Restate every record that follows, keeping it exact.
----
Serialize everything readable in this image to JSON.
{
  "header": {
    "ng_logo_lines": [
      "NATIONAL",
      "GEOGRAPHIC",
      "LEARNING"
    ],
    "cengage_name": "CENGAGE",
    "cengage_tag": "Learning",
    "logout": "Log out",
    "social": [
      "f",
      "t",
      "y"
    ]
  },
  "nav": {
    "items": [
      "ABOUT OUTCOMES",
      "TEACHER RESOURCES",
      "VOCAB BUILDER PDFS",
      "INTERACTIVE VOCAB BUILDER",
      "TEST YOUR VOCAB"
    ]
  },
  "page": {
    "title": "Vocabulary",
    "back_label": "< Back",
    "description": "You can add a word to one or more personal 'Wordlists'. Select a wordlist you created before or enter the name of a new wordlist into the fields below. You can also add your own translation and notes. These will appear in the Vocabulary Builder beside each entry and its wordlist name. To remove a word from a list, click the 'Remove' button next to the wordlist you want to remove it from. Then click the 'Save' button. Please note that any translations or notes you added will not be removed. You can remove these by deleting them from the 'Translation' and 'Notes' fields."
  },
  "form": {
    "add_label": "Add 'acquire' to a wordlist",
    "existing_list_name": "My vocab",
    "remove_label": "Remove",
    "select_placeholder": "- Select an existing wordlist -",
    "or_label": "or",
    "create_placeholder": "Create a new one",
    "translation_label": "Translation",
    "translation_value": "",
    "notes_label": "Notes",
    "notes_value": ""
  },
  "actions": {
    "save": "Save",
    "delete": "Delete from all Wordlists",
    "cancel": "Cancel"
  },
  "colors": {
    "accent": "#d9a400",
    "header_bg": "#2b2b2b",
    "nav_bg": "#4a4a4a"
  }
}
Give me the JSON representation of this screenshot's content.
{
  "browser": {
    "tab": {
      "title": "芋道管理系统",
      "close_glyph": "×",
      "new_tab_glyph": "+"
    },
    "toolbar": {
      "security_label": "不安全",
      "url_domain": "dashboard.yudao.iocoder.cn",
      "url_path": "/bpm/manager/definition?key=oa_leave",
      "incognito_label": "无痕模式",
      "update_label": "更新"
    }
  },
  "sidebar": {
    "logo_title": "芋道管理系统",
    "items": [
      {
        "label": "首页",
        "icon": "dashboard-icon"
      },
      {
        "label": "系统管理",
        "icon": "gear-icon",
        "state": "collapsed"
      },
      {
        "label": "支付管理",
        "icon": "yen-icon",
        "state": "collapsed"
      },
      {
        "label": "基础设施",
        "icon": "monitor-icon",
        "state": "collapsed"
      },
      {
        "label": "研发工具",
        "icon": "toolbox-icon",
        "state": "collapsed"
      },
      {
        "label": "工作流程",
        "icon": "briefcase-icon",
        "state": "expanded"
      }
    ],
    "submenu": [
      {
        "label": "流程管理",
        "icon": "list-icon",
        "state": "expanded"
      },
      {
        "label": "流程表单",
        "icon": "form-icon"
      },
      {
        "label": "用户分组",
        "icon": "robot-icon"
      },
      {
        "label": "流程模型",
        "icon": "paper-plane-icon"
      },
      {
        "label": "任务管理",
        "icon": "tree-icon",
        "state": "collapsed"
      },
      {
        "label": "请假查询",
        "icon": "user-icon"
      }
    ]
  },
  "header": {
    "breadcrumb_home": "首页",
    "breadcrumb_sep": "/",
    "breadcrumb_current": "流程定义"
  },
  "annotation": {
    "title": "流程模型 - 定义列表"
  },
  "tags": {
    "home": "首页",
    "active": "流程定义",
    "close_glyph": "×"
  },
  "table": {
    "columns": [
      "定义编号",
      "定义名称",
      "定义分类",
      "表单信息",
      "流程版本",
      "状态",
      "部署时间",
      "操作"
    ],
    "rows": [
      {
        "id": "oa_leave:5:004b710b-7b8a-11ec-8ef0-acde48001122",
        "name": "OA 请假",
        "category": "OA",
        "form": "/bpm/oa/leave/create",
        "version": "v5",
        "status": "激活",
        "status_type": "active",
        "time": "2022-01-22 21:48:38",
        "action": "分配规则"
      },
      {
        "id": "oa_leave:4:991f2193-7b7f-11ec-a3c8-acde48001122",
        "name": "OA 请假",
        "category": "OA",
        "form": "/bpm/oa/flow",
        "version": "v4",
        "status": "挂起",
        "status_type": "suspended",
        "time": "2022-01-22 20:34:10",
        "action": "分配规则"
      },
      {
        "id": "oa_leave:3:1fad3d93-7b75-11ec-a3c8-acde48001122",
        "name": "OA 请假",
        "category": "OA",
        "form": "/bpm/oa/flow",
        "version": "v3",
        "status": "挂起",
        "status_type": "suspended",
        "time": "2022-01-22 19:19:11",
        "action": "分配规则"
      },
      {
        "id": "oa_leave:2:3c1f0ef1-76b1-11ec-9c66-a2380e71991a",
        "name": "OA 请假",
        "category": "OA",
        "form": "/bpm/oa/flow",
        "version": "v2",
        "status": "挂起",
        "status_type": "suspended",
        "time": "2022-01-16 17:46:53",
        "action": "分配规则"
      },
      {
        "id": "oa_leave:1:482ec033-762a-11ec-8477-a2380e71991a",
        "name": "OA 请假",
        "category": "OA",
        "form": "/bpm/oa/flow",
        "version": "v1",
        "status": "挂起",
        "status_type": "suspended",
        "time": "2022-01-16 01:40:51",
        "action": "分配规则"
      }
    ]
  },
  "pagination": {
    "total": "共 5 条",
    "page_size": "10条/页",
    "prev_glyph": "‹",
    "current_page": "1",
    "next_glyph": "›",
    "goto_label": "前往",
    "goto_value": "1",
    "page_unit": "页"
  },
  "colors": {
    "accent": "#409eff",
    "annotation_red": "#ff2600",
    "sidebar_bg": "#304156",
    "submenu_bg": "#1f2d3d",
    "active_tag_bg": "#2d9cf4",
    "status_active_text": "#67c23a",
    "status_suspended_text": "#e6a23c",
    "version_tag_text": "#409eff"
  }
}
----
Exercise answer |
Serialize everything readable in this image to JSON.
{
  "header": {
    "ng_logo_lines": [
      "NATIONAL",
      "GEOGRAPHIC",
      "LEARNING"
    ],
    "cengage_name": "CENGAGE",
    "cengage_tag": "Learning",
    "logout": "Log out",
    "social": [
      "f",
      "t",
      "y"
    ]
  },
  "nav": {
    "items": [
      "ABOUT OUTCOMES",
      "TEACHER RESOURCES",
      "VOCAB BUILDER PDFS",
      "INTERACTIVE VOCAB BUILDER",
      "TEST YOUR VOCAB"
    ]
  },
  "page": {
    "title": "Vocabulary",
    "back_label": "< Back",
    "description": "You can add a word to one or more personal 'Wordlists'. Select a wordlist you created before or enter the name of a new wordlist into the fields below. You can also add your own translation and notes. These will appear in the Vocabulary Builder beside each entry and its wordlist name. To remove a word from a list, click the 'Remove' button next to the wordlist you want to remove it from. Then click the 'Save' button. Please note that any translations or notes you added will not be removed. You can remove these by deleting them from the 'Translation' and 'Notes' fields."
  },
  "form": {
    "add_label": "Add 'acquire' to a wordlist",
    "existing_list_name": "My vocab",
    "remove_label": "Remove",
    "select_placeholder": "- Select an existing wordlist -",
    "or_label": "or",
    "create_placeholder": "Create a new one",
    "translation_label": "Translation",
    "translation_value": "",
    "notes_label": "Notes",
    "notes_value": ""
  },
  "actions": {
    "save": "Save",
    "delete": "Delete from all Wordlists",
    "cancel": "Cancel"
  },
  "colors": {
    "accent": "#d9a400",
    "header_bg": "#2b2b2b",
    "nav_bg": "#4a4a4a"
  }
}
Give me the JSON representation of this screenshot's content.
{
  "browser": {
    "tab": {
      "title": "芋道管理系统",
      "close_glyph": "×",
      "new_tab_glyph": "+"
    },
    "toolbar": {
      "security_label": "不安全",
      "url_domain": "dashboard.yudao.iocoder.cn",
      "url_path": "/bpm/manager/definition?key=oa_leave",
      "incognito_label": "无痕模式",
      "update_label": "更新"
    }
  },
  "sidebar": {
    "logo_title": "芋道管理系统",
    "items": [
      {
        "label": "首页",
        "icon": "dashboard-icon"
      },
      {
        "label": "系统管理",
        "icon": "gear-icon",
        "state": "collapsed"
      },
      {
        "label": "支付管理",
        "icon": "yen-icon",
        "state": "collapsed"
      },
      {
        "label": "基础设施",
        "icon": "monitor-icon",
        "state": "collapsed"
      },
      {
        "label": "研发工具",
        "icon": "toolbox-icon",
        "state": "collapsed"
      },
      {
        "label": "工作流程",
        "icon": "briefcase-icon",
        "state": "expanded"
      }
    ],
    "submenu": [
      {
        "label": "流程管理",
        "icon": "list-icon",
        "state": "expanded"
      },
      {
        "label": "流程表单",
        "icon": "form-icon"
      },
      {
        "label": "用户分组",
        "icon": "robot-icon"
      },
      {
        "label": "流程模型",
        "icon": "paper-plane-icon"
      },
      {
        "label": "任务管理",
        "icon": "tree-icon",
        "state": "collapsed"
      },
      {
        "label": "请假查询",
        "icon": "user-icon"
      }
    ]
  },
  "header": {
    "breadcrumb_home": "首页",
    "breadcrumb_sep": "/",
    "breadcrumb_current": "流程定义"
  },
  "annotation": {
    "title": "流程模型 - 定义列表"
  },
  "tags": {
    "home": "首页",
    "active": "流程定义",
    "close_glyph": "×"
  },
  "table": {
    "columns": [
      "定义编号",
      "定义名称",
      "定义分类",
      "表单信息",
      "流程版本",
      "状态",
      "部署时间",
      "操作"
    ],
    "rows": [
      {
        "id": "oa_leave:5:004b710b-7b8a-11ec-8ef0-acde48001122",
        "name": "OA 请假",
        "category": "OA",
        "form": "/bpm/oa/leave/create",
        "version": "v5",
        "status": "激活",
        "status_type": "active",
        "time": "2022-01-22 21:48:38",
        "action": "分配规则"
      },
      {
        "id": "oa_leave:4:991f2193-7b7f-11ec-a3c8-acde48001122",
        "name": "OA 请假",
        "category": "OA",
        "form": "/bpm/oa/flow",
        "version": "v4",
        "status": "挂起",
        "status_type": "suspended",
        "time": "2022-01-22 20:34:10",
        "action": "分配规则"
      },
      {
        "id": "oa_leave:3:1fad3d93-7b75-11ec-a3c8-acde48001122",
        "name": "OA 请假",
        "category": "OA",
        "form": "/bpm/oa/flow",
        "version": "v3",
        "status": "挂起",
        "status_type": "suspended",
        "time": "2022-01-22 19:19:11",
        "action": "分配规则"
      },
      {
        "id": "oa_leave:2:3c1f0ef1-76b1-11ec-9c66-a2380e71991a",
        "name": "OA 请假",
        "category": "OA",
        "form": "/bpm/oa/flow",
        "version": "v2",
        "status": "挂起",
        "status_type": "suspended",
        "time": "2022-01-16 17:46:53",
        "action": "分配规则"
      },
      {
        "id": "oa_leave:1:482ec033-762a-11ec-8477-a2380e71991a",
        "name": "OA 请假",
        "category": "OA",
        "form": "/bpm/oa/flow",
        "version": "v1",
        "status": "挂起",
        "status_type": "suspended",
        "time": "2022-01-16 01:40:51",
        "action": "分配规则"
      }
    ]
  },
  "pagination": {
    "total": "共 5 条",
    "page_size": "10条/页",
    "prev_glyph": "‹",
    "current_page": "1",
    "next_glyph": "›",
    "goto_label": "前往",
    "goto_value": "1",
    "page_unit": "页"
  },
  "colors": {
    "accent": "#409eff",
    "annotation_red": "#ff2600",
    "sidebar_bg": "#304156",
    "submenu_bg": "#1f2d3d",
    "active_tag_bg": "#2d9cf4",
    "status_active_text": "#67c23a",
    "status_suspended_text": "#e6a23c",
    "version_tag_text": "#409eff"
  }
}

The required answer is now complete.